Actions made while SELinux is disabled may cause the file system to no longer have the proper security context as defined by the policy. Running fixfiles relabel prior to enabling SELinux will relabel the file system so that SELinux works properly when enabled. For more information, refer to the fixfiles(8) manpage.
Additional white space at the end of a configuration line or as extra lines at the end of the file may cause unexpected behavior. To be safe, remove unnecessary white spaces.
SELINUXTYPE=<targeted|strict> — Specifies which policy is currently being enforced by SELinux.
targeted — Only targeted network daemons are protected.
The following daemons are protected in the default targeted policy: dhcpd, httpd (apache.te), named, nscd, ntpd, portmap, snmpd, squid, and syslogd. The rest of the system runs in the unconfined_t domain.
The policy files for these daemons can be found in /etc/selinux/targeted/src/policy/domains/program and are subject to change, as newer versions of Red Hat Enterprise Linux are released.
Policy enforcement for these daemons can be turned on or off, using Boolean values controlled by Security Level Configuration Tool (system-config-securitylevel). Switching a Boolean value for a targeted daemon disables the policy transition for the daemon, which prevents, for example, init from transitioning dhcpd from the unconfined_t domain to the domain specified in dhcpd.te. The domain unconfined_t allows subjects and objects with that security context to run under standard Linux security.
strict — Full SELinux protection, for all daemons. Security contexts are defined for all subjects and objects, and every single action is processed by the policy enforcement server.
The /etc/selinux/ directory is the primary location for all policy files as well as the main configuration file.
The following example shows sample contents of the /etc/selinux/ directory:
-rw-r--r-- 1 root root 448 Sep 22 17:34 config drwxr-xr-x 5 root root 4096 Sep 22 17:27 strict drwxr-xr-x 5 root root 4096 Sep 22 17:28 targeted
The two subdirectories, strict/ and targeted/, are the specific directories where the policy files of the same name (i.e., strict and targeted) are contained.
For more information on SELinux policy and policy configuration, refer to the rhel-pwg-selinux.
The following are some of the most commonly used SELinux utilities:
/usr/bin/setenforce — Modifies in real-time the mode SELinux is running. By executing setenforce 1, SELinux is put in enforcing mode. By executing setenforce 0, SELinux is put in permissive mode. To actually disable SELinux, you need to either set the parameter in /etc/sysconfig/selinux or pass the parameter selinux=0 to the kernel, either in /etc/grub.conf or at boot time.
/usr/bin/sestatus -v — Gets the detailed status of a system running SELinux.
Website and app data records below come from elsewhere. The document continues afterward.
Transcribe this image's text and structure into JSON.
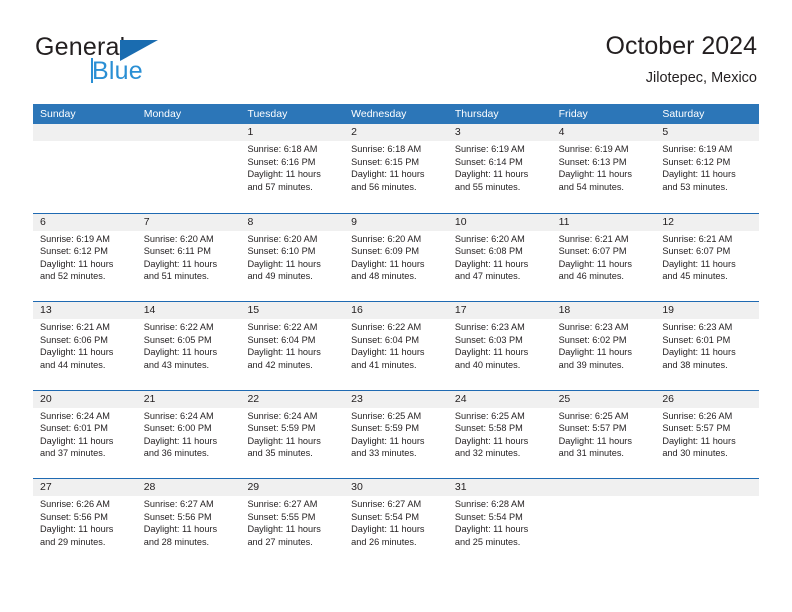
{
  "brand": {
    "word_one": "General",
    "word_two": "Blue",
    "triangle_color": "#1a6cb0",
    "blue_text_color": "#2a8fd4"
  },
  "header": {
    "title": "October 2024",
    "location": "Jilotepec, Mexico"
  },
  "theme": {
    "header_blue": "#2c76b8",
    "rule_blue": "#1f6ab2",
    "band_gray": "#f0f0f0",
    "text": "#231f20"
  },
  "weekday_headers": [
    "Sunday",
    "Monday",
    "Tuesday",
    "Wednesday",
    "Thursday",
    "Friday",
    "Saturday"
  ],
  "weeks": [
    [
      {
        "day": "",
        "lines": []
      },
      {
        "day": "",
        "lines": []
      },
      {
        "day": "1",
        "lines": [
          "Sunrise: 6:18 AM",
          "Sunset: 6:16 PM",
          "Daylight: 11 hours",
          "and 57 minutes."
        ]
      },
      {
        "day": "2",
        "lines": [
          "Sunrise: 6:18 AM",
          "Sunset: 6:15 PM",
          "Daylight: 11 hours",
          "and 56 minutes."
        ]
      },
      {
        "day": "3",
        "lines": [
          "Sunrise: 6:19 AM",
          "Sunset: 6:14 PM",
          "Daylight: 11 hours",
          "and 55 minutes."
        ]
      },
      {
        "day": "4",
        "lines": [
          "Sunrise: 6:19 AM",
          "Sunset: 6:13 PM",
          "Daylight: 11 hours",
          "and 54 minutes."
        ]
      },
      {
        "day": "5",
        "lines": [
          "Sunrise: 6:19 AM",
          "Sunset: 6:12 PM",
          "Daylight: 11 hours",
          "and 53 minutes."
        ]
      }
    ],
    [
      {
        "day": "6",
        "lines": [
          "Sunrise: 6:19 AM",
          "Sunset: 6:12 PM",
          "Daylight: 11 hours",
          "and 52 minutes."
        ]
      },
      {
        "day": "7",
        "lines": [
          "Sunrise: 6:20 AM",
          "Sunset: 6:11 PM",
          "Daylight: 11 hours",
          "and 51 minutes."
        ]
      },
      {
        "day": "8",
        "lines": [
          "Sunrise: 6:20 AM",
          "Sunset: 6:10 PM",
          "Daylight: 11 hours",
          "and 49 minutes."
        ]
      },
      {
        "day": "9",
        "lines": [
          "Sunrise: 6:20 AM",
          "Sunset: 6:09 PM",
          "Daylight: 11 hours",
          "and 48 minutes."
        ]
      },
      {
        "day": "10",
        "lines": [
          "Sunrise: 6:20 AM",
          "Sunset: 6:08 PM",
          "Daylight: 11 hours",
          "and 47 minutes."
        ]
      },
      {
        "day": "11",
        "lines": [
          "Sunrise: 6:21 AM",
          "Sunset: 6:07 PM",
          "Daylight: 11 hours",
          "and 46 minutes."
        ]
      },
      {
        "day": "12",
        "lines": [
          "Sunrise: 6:21 AM",
          "Sunset: 6:07 PM",
          "Daylight: 11 hours",
          "and 45 minutes."
        ]
      }
    ],
    [
      {
        "day": "13",
        "lines": [
          "Sunrise: 6:21 AM",
          "Sunset: 6:06 PM",
          "Daylight: 11 hours",
          "and 44 minutes."
        ]
      },
      {
        "day": "14",
        "lines": [
          "Sunrise: 6:22 AM",
          "Sunset: 6:05 PM",
          "Daylight: 11 hours",
          "and 43 minutes."
        ]
      },
      {
        "day": "15",
        "lines": [
          "Sunrise: 6:22 AM",
          "Sunset: 6:04 PM",
          "Daylight: 11 hours",
          "and 42 minutes."
        ]
      },
      {
        "day": "16",
        "lines": [
          "Sunrise: 6:22 AM",
          "Sunset: 6:04 PM",
          "Daylight: 11 hours",
          "and 41 minutes."
        ]
      },
      {
        "day": "17",
        "lines": [
          "Sunrise: 6:23 AM",
          "Sunset: 6:03 PM",
          "Daylight: 11 hours",
          "and 40 minutes."
        ]
      },
      {
        "day": "18",
        "lines": [
          "Sunrise: 6:23 AM",
          "Sunset: 6:02 PM",
          "Daylight: 11 hours",
          "and 39 minutes."
        ]
      },
      {
        "day": "19",
        "lines": [
          "Sunrise: 6:23 AM",
          "Sunset: 6:01 PM",
          "Daylight: 11 hours",
          "and 38 minutes."
        ]
      }
    ],
    [
      {
        "day": "20",
        "lines": [
          "Sunrise: 6:24 AM",
          "Sunset: 6:01 PM",
          "Daylight: 11 hours",
          "and 37 minutes."
        ]
      },
      {
        "day": "21",
        "lines": [
          "Sunrise: 6:24 AM",
          "Sunset: 6:00 PM",
          "Daylight: 11 hours",
          "and 36 minutes."
        ]
      },
      {
        "day": "22",
        "lines": [
          "Sunrise: 6:24 AM",
          "Sunset: 5:59 PM",
          "Daylight: 11 hours",
          "and 35 minutes."
        ]
      },
      {
        "day": "23",
        "lines": [
          "Sunrise: 6:25 AM",
          "Sunset: 5:59 PM",
          "Daylight: 11 hours",
          "and 33 minutes."
        ]
      },
      {
        "day": "24",
        "lines": [
          "Sunrise: 6:25 AM",
          "Sunset: 5:58 PM",
          "Daylight: 11 hours",
          "and 32 minutes."
        ]
      },
      {
        "day": "25",
        "lines": [
          "Sunrise: 6:25 AM",
          "Sunset: 5:57 PM",
          "Daylight: 11 hours",
          "and 31 minutes."
        ]
      },
      {
        "day": "26",
        "lines": [
          "Sunrise: 6:26 AM",
          "Sunset: 5:57 PM",
          "Daylight: 11 hours",
          "and 30 minutes."
        ]
      }
    ],
    [
      {
        "day": "27",
        "lines": [
          "Sunrise: 6:26 AM",
          "Sunset: 5:56 PM",
          "Daylight: 11 hours",
          "and 29 minutes."
        ]
      },
      {
        "day": "28",
        "lines": [
          "Sunrise: 6:27 AM",
          "Sunset: 5:56 PM",
          "Daylight: 11 hours",
          "and 28 minutes."
        ]
      },
      {
        "day": "29",
        "lines": [
          "Sunrise: 6:27 AM",
          "Sunset: 5:55 PM",
          "Daylight: 11 hours",
          "and 27 minutes."
        ]
      },
      {
        "day": "30",
        "lines": [
          "Sunrise: 6:27 AM",
          "Sunset: 5:54 PM",
          "Daylight: 11 hours",
          "and 26 minutes."
        ]
      },
      {
        "day": "31",
        "lines": [
          "Sunrise: 6:28 AM",
          "Sunset: 5:54 PM",
          "Daylight: 11 hours",
          "and 25 minutes."
        ]
      },
      {
        "day": "",
        "lines": []
      },
      {
        "day": "",
        "lines": []
      }
    ]
  ]
}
The following example shows an excerpt of sestatus output:
SELinux status: enabled SELinuxfs mount: /selinux Current mode: enforcing Policy version: 18
/usr/bin/newrole — Runs a new shell in a new context, or role. Policy must allow the transition to the new role.
/sbin/restorecon — Sets the security context of one or more files by marking the extended attributes with the appropriate file or security context.
/sbin/fixfiles — Checks or corrects the security context database on the file system.
Refer to the man page associated with these utilities for more information.
For more information on all binary utilities available, refer to the setools or policycoreutils package contents by running rpm -ql <package-name>, where <package-name> is the name of the specific package.